Call for papers: Third Stellenbosch Annual Seminar on Constitutionalism in Africa (SASCA 2015) which will be held in Stellenbosch (South Africa) from Wednesday 16 September to Friday 18 September 2015.
Call for Papers
The Organisers of the Stellenbosch Annual Seminar on Constitutionalism in Africa (SASCA) are pleased to announce the call for papers for the Third Stellenbosch Annual Seminar on Constitutionalism in Africa (SASCA 2015) which will be held in Stellenbosch (South Africa) from Wednesday 16 September to Friday 18 September 2015. This seminar series is jointly organised by the Institute for International and Comparative Law in Africa (ICLA) of the Faculty of Law, University of Pretoria, and the Stellenbosch Institute for Advanced Study (STIAS).
The theme for this seminar is “Constitutional adjudication in Africa.”
About the Annual Seminar
The constitutional reforms that have been taking place in African since the 1990s has attracted a lot of international attention and aroused the interest of many scholars, especially political scientists and legal scholars. Although many of these scholars have commented on the general nature of these reforms, not much attention has been paid to the changing role of courts especially with respect to constitutional disputes. Yet one of the fundamental causes of the undermining of constitutionalism in post-independence Africa were the restrictions that prevented courts from intervening when constitutions were violated in some countries and the fact that the judiciaries in most countries were reduced into handmaidens of the various dictatorial regimes in place. As a result, they were weak and ineffective and thus incapable of operating effectively either as guardians of the constitutions, protectors of human rights or impartial enforcers of the rule of law. However, since the 1990 wave of constitutional reforms, the role of constitutional courts or courts exercising the powers to interpret and apply constitutions have become a critical aspect of promoting constitutionalism.
The changing role of constitutional courts or courts exercising a constitutional jurisdiction in Africa today, to some extent reflects the global expansion of judicial power which started in many advanced democracies from the Second World War. These developments appear, at least from the texts of the revised or new African constitutions, to have resulted in quite fundamental changes in the position and role of constitutional courts or courts exercising jurisdiction in constitutional matters. This has been particularly significant in Francophone Africa where before the 1990s, constitutional disputes were reserved to a chamber operating within the Supreme Court and access to challenge the constitutionality of laws was illogically reserved only to the very politicians who made these laws. Although one may talk of the expansion of constitutional justice in Africa mainly because of the developments in Francophone, Lusophone and Hispanophone Africa, the developments in Anglophone Africa have been equally dramatic and significant.

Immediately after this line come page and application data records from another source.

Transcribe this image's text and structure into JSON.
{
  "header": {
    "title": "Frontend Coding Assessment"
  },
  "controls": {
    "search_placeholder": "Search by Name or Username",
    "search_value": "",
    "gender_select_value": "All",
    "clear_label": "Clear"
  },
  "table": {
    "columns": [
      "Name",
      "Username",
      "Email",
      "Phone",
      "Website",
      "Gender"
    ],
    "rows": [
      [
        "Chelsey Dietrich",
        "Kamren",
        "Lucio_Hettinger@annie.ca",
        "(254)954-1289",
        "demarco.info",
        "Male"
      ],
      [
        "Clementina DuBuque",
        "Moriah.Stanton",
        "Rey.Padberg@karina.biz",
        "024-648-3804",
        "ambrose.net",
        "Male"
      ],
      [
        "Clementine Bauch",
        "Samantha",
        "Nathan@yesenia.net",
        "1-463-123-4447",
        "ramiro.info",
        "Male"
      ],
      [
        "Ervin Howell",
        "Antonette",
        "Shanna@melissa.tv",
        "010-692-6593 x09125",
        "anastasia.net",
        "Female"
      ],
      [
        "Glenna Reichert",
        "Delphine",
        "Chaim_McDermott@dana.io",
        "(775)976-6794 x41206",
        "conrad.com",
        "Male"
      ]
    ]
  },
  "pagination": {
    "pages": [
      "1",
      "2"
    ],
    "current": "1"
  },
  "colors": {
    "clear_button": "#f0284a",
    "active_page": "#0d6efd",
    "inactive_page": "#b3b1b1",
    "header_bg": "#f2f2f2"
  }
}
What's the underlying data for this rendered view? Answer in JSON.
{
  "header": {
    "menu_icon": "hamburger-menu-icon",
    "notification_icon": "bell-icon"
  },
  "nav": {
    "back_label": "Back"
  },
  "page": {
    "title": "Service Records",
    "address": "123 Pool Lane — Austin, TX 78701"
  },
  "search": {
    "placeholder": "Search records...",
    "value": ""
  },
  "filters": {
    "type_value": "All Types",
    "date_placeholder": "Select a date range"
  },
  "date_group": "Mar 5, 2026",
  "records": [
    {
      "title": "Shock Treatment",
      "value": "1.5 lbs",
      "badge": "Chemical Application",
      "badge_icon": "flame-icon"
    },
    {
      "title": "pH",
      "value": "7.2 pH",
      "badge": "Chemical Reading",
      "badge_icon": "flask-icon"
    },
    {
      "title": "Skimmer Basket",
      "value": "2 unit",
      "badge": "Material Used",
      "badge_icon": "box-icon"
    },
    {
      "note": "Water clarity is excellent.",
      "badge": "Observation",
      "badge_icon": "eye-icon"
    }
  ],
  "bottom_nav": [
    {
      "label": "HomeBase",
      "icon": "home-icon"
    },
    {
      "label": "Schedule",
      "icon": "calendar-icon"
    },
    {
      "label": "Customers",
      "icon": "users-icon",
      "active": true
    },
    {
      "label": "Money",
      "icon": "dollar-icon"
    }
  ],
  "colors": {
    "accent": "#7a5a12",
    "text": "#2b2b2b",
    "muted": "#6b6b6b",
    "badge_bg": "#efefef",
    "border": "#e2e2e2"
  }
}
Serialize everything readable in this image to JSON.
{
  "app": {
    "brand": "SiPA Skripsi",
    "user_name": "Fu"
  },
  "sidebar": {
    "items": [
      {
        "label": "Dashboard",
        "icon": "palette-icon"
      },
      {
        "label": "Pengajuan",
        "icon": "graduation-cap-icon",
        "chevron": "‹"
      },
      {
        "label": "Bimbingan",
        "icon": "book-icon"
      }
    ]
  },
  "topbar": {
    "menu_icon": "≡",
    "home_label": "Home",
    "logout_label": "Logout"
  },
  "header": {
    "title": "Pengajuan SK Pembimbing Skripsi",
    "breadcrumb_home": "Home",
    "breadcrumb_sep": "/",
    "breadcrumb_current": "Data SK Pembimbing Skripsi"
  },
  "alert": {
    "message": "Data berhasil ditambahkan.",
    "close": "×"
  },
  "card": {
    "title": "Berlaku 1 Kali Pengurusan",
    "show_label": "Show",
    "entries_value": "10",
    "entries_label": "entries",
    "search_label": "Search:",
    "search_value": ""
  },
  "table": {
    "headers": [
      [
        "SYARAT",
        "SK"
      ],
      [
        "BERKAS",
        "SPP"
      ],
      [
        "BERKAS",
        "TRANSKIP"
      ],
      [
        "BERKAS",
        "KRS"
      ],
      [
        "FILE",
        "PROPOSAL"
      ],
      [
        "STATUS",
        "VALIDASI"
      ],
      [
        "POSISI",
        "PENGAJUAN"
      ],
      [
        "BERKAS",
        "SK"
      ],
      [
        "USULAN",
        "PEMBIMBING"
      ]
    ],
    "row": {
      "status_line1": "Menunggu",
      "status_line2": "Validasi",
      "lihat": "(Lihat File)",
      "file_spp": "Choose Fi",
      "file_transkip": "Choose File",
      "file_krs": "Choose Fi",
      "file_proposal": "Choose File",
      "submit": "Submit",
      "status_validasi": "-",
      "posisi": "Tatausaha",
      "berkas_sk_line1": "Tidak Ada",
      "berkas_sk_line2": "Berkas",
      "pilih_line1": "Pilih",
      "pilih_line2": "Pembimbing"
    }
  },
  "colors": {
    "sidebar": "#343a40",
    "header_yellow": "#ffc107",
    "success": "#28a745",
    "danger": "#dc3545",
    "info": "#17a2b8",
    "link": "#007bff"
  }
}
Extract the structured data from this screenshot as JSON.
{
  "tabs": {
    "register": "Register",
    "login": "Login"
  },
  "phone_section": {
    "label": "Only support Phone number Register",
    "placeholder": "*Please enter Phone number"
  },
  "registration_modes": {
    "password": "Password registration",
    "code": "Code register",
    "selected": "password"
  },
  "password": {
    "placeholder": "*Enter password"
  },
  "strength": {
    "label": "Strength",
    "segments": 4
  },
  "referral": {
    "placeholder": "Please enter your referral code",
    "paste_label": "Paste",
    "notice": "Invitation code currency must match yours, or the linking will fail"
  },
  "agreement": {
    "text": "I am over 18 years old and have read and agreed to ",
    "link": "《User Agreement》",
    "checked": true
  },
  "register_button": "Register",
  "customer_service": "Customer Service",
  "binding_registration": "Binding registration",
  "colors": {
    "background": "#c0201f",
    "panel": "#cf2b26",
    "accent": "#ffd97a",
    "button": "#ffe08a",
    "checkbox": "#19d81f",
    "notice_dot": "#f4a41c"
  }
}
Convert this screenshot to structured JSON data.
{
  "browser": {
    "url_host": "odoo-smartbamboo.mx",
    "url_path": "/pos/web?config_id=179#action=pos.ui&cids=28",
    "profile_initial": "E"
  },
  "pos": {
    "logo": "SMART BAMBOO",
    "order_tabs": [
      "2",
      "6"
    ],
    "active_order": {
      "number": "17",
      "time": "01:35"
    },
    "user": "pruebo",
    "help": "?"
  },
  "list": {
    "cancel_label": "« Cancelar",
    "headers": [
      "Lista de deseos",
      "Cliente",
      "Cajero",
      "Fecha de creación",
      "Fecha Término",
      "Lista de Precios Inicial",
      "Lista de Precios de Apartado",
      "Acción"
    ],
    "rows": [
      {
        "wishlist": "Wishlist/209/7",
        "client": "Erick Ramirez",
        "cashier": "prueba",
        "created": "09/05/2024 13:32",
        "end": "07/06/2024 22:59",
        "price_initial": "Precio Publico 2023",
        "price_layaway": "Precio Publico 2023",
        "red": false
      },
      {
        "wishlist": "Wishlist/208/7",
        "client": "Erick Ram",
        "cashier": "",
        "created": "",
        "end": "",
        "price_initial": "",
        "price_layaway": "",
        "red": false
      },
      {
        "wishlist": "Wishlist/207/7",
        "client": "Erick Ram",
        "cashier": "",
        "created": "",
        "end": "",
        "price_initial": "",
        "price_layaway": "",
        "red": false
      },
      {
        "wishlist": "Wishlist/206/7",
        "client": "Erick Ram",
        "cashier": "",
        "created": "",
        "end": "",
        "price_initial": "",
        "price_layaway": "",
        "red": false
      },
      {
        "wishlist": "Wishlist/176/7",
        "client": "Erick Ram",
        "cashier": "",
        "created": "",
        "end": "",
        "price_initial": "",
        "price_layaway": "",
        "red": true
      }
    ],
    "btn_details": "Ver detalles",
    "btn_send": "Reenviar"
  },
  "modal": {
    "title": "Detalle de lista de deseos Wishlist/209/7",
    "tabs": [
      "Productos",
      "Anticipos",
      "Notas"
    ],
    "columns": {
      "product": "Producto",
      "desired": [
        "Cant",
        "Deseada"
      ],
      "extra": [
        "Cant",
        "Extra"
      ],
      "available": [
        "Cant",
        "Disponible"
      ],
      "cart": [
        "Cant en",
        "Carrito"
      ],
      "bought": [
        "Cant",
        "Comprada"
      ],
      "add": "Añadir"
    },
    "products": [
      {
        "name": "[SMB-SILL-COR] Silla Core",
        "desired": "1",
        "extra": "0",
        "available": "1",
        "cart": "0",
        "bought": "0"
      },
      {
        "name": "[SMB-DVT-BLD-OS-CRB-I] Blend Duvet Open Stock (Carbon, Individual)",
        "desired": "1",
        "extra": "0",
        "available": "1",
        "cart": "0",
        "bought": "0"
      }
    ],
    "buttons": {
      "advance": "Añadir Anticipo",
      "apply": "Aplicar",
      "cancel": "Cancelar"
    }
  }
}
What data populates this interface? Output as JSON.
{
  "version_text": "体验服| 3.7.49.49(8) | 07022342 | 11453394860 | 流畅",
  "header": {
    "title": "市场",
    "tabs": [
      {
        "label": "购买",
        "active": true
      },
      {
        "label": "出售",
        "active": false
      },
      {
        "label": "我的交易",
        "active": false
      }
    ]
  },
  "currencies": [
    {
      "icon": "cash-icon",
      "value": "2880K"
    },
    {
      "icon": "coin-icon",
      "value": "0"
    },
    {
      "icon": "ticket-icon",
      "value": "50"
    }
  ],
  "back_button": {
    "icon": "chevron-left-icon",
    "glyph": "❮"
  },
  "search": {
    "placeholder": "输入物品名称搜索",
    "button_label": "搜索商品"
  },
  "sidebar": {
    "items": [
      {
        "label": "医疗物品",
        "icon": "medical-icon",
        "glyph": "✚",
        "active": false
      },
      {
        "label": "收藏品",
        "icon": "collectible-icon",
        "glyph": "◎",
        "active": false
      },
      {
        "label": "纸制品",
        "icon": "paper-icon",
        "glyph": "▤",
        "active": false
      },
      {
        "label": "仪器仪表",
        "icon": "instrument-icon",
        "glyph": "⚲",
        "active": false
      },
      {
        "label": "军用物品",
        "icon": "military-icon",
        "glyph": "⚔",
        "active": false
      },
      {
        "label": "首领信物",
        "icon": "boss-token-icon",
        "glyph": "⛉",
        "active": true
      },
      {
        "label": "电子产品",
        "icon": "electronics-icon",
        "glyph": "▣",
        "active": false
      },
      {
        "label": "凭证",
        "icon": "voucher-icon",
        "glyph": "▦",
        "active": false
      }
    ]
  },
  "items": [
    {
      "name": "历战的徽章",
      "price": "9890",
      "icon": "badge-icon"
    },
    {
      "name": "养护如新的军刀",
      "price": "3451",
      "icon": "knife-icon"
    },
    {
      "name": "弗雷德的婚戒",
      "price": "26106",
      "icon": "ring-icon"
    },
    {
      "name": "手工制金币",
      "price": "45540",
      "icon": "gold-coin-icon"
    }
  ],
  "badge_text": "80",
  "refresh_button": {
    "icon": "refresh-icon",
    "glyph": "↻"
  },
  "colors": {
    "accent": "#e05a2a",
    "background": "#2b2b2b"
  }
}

The theme for the third seminar in the SASCA series is premised on the fact that Africa now provides an excellent example of the interplay of the diverse forms of constitutional review models and the prospects for new developments in constitutional adjudication. Over the last two decades some of these courts have been asked to decide a litany of hotly contested social, political and economic questions. As the list of areas in which these courts intervene has grown, so too have their powers, actual or potential. By identifying the different models of constitutional review that have been adopted in the last two decades, this seminar seeks to investigate the different ways in which these courts are contributing to enhancing constitutionalism and respect for the rule of law on the continent. The seminar will also examine the extent to which the long-standing image of African courts as powerless, unimportant and irrelevant when faced with constitutional violations has been overcome.
The discussions will combine, inter alia, a number of country specific studies which illustrate the different constitutional review models on the continent, comparative studies on certain sub themes which cut across the different constitutional traditions and an attempt to understand how some of the more successful constitutional courts or courts exercising a constitutional jurisdiction operate. Although progress is uneven and there still remains, in many African countries, a wide gap between what the constitutional texts provides for and what actually happens in practice, such a comparative study is still very important. The numerous issues that will be interrogated during the seminar will provide a basis for identifying new trends, challenges, lessons, opportunities and future directions.